■ DIRECTIONS FOR THIS TASK
Leave the images out and repeat the data exactly as given.

■ RECORDS
┄┄┄┄┄┄┄┄┄┄

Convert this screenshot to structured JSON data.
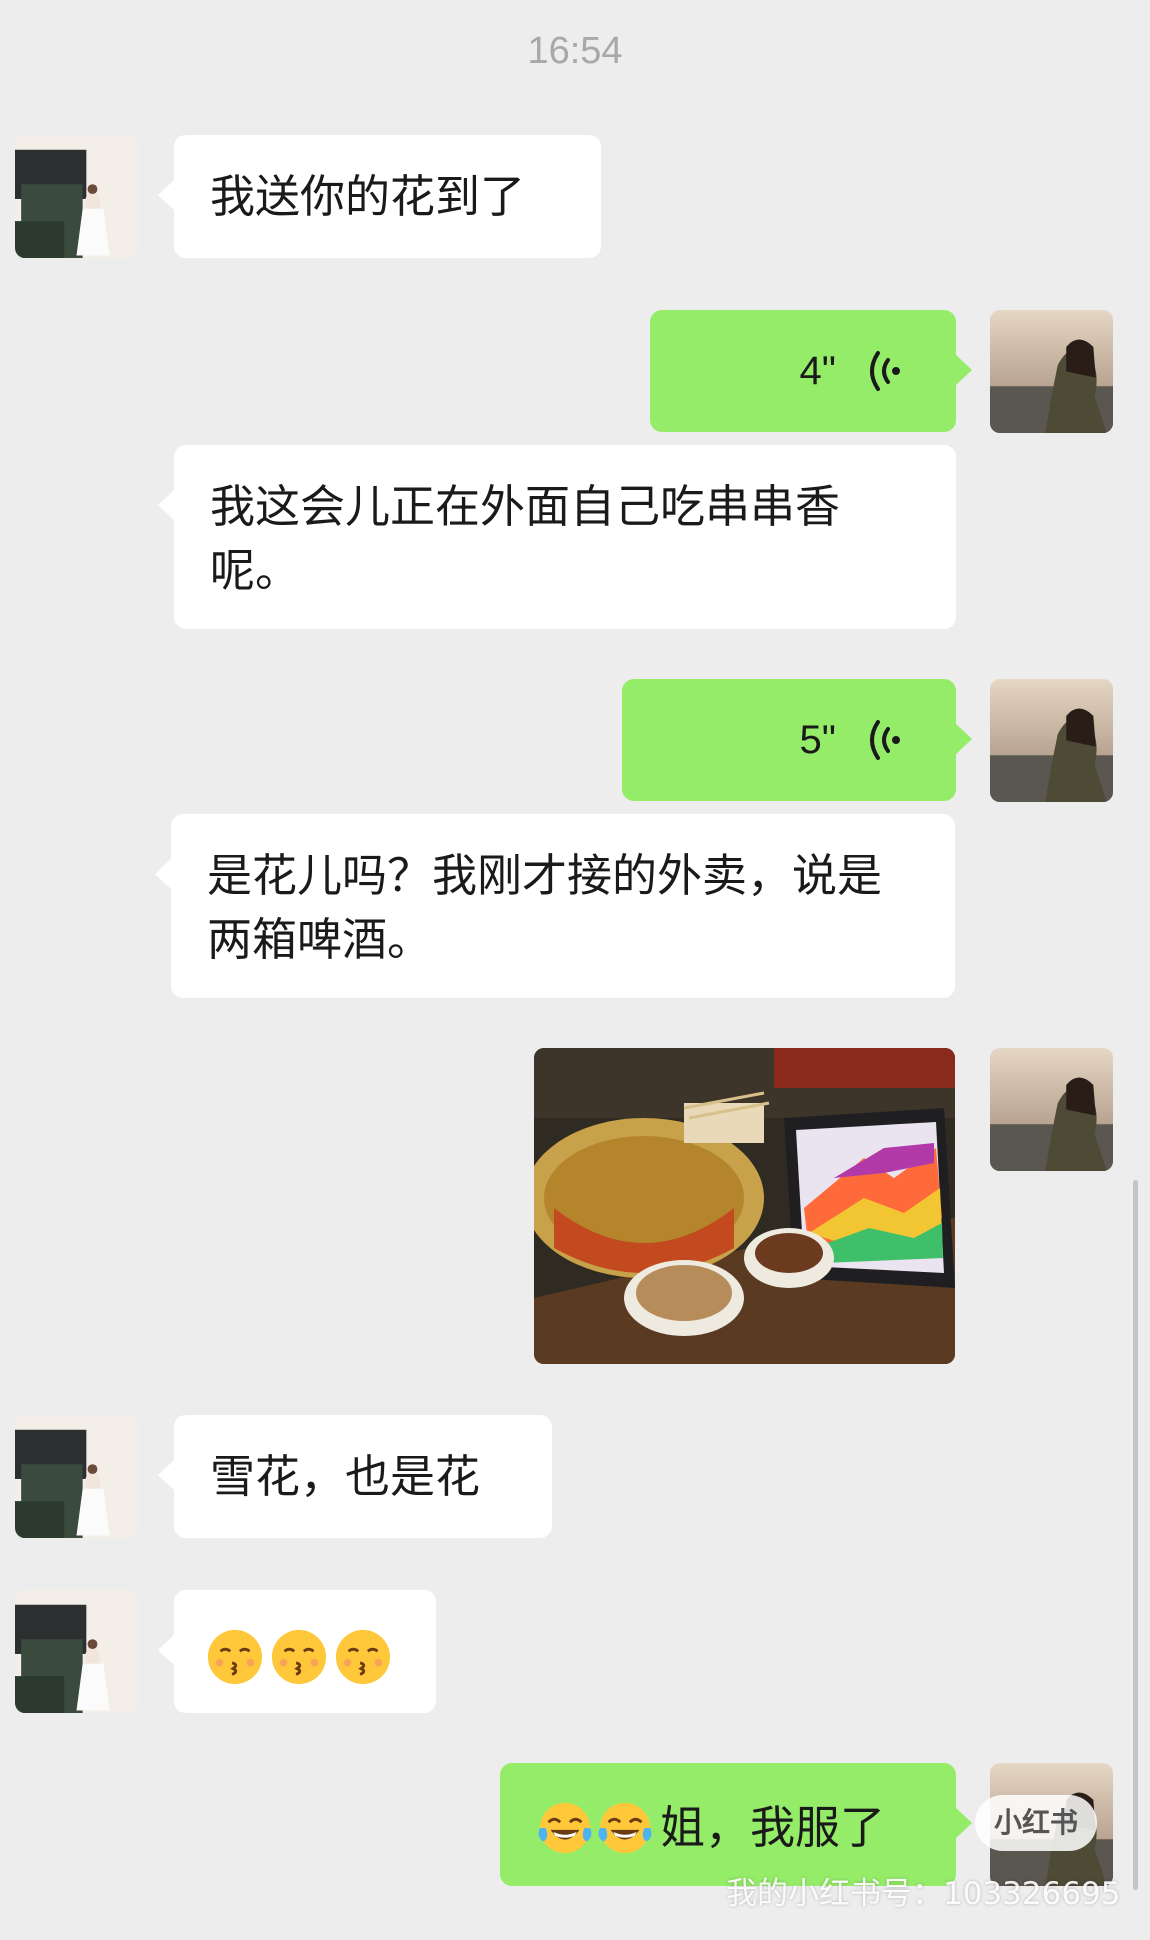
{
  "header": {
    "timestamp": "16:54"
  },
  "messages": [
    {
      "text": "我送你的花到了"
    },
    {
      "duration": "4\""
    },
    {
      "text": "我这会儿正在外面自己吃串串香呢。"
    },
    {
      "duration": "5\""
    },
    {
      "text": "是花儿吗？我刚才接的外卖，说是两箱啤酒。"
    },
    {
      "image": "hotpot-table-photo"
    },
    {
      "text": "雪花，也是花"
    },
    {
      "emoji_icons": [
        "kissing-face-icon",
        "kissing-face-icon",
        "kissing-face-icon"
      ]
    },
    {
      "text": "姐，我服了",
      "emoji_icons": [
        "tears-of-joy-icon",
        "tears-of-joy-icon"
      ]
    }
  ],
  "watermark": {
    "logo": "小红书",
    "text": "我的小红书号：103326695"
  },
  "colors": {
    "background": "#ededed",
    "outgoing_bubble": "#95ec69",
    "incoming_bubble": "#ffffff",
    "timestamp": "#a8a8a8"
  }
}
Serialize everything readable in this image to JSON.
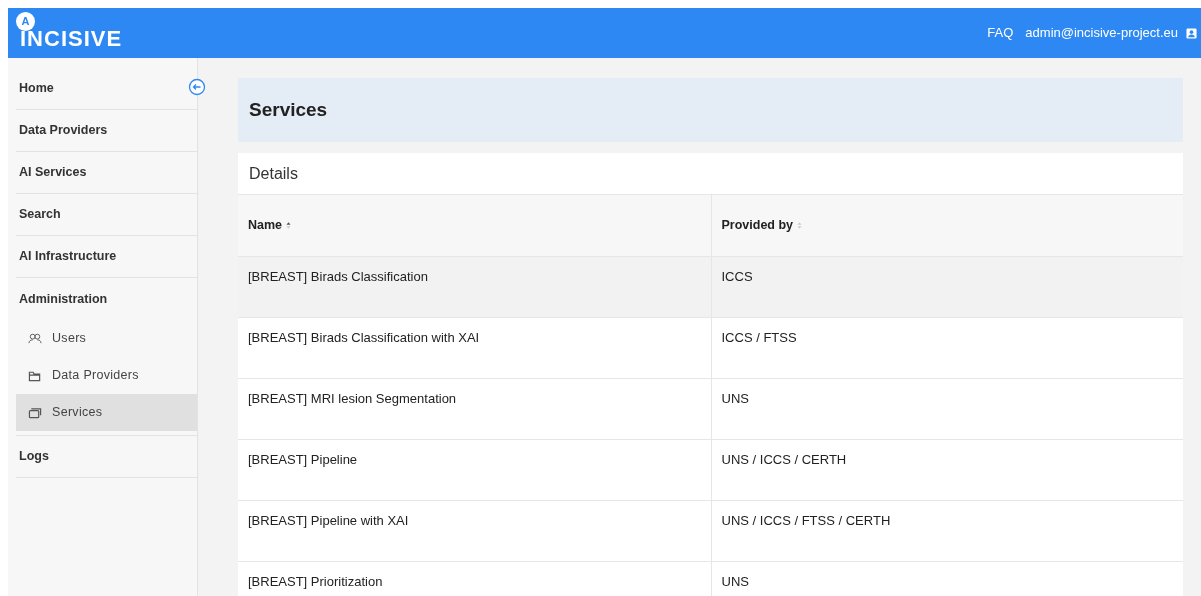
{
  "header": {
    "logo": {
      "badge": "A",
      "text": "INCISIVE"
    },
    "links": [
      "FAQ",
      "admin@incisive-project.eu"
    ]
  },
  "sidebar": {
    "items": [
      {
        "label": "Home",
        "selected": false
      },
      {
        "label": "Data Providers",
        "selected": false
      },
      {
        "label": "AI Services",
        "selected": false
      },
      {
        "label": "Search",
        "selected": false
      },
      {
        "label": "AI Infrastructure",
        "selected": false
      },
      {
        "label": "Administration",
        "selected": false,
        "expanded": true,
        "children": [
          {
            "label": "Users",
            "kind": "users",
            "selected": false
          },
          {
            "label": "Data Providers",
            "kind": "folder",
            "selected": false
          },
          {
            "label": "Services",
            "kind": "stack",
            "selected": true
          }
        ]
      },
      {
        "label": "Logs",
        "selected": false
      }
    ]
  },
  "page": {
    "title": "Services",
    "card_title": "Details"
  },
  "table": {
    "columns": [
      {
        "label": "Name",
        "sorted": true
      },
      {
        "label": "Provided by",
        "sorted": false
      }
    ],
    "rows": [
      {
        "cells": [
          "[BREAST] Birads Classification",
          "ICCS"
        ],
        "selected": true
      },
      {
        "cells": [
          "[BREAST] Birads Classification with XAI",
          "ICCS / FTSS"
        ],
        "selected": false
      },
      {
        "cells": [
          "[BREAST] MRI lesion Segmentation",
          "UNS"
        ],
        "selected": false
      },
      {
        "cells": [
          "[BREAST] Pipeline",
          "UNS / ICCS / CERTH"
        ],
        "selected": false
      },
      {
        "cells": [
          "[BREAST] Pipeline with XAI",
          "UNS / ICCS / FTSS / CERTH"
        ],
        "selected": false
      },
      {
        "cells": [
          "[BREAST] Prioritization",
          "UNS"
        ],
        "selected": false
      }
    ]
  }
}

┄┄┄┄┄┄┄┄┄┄

■ YOUR SOLUTION
Convert this screenshot to structured JSON data.
{
  "header": {
    "timestamp": "16:54"
  },
  "messages": [
    {
      "text": "我送你的花到了"
    },
    {
      "duration": "4\""
    },
    {
      "text": "我这会儿正在外面自己吃串串香呢。"
    },
    {
      "duration": "5\""
    },
    {
      "text": "是花儿吗？我刚才接的外卖，说是两箱啤酒。"
    },
    {
      "image": "hotpot-table-photo"
    },
    {
      "text": "雪花，也是花"
    },
    {
      "emoji_icons": [
        "kissing-face-icon",
        "kissing-face-icon",
        "kissing-face-icon"
      ]
    },
    {
      "text": "姐，我服了",
      "emoji_icons": [
        "tears-of-joy-icon",
        "tears-of-joy-icon"
      ]
    }
  ],
  "watermark": {
    "logo": "小红书",
    "text": "我的小红书号：103326695"
  },
  "colors": {
    "background": "#ededed",
    "outgoing_bubble": "#95ec69",
    "incoming_bubble": "#ffffff",
    "timestamp": "#a8a8a8"
  }
}
Serialize everything readable in this image to JSON.
{
  "header": {
    "logo": {
      "badge": "A",
      "text": "INCISIVE"
    },
    "links": [
      "FAQ",
      "admin@incisive-project.eu"
    ]
  },
  "sidebar": {
    "items": [
      {
        "label": "Home",
        "selected": false
      },
      {
        "label": "Data Providers",
        "selected": false
      },
      {
        "label": "AI Services",
        "selected": false
      },
      {
        "label": "Search",
        "selected": false
      },
      {
        "label": "AI Infrastructure",
        "selected": false
      },
      {
        "label": "Administration",
        "selected": false,
        "expanded": true,
        "children": [
          {
            "label": "Users",
            "kind": "users",
            "selected": false
          },
          {
            "label": "Data Providers",
            "kind": "folder",
            "selected": false
          },
          {
            "label": "Services",
            "kind": "stack",
            "selected": true
          }
        ]
      },
      {
        "label": "Logs",
        "selected": false
      }
    ]
  },
  "page": {
    "title": "Services",
    "card_title": "Details"
  },
  "table": {
    "columns": [
      {
        "label": "Name",
        "sorted": true
      },
      {
        "label": "Provided by",
        "sorted": false
      }
    ],
    "rows": [
      {
        "cells": [
          "[BREAST] Birads Classification",
          "ICCS"
        ],
        "selected": true
      },
      {
        "cells": [
          "[BREAST] Birads Classification with XAI",
          "ICCS / FTSS"
        ],
        "selected": false
      },
      {
        "cells": [
          "[BREAST] MRI lesion Segmentation",
          "UNS"
        ],
        "selected": false
      },
      {
        "cells": [
          "[BREAST] Pipeline",
          "UNS / ICCS / CERTH"
        ],
        "selected": false
      },
      {
        "cells": [
          "[BREAST] Pipeline with XAI",
          "UNS / ICCS / FTSS / CERTH"
        ],
        "selected": false
      },
      {
        "cells": [
          "[BREAST] Prioritization",
          "UNS"
        ],
        "selected": false
      }
    ]
  }
}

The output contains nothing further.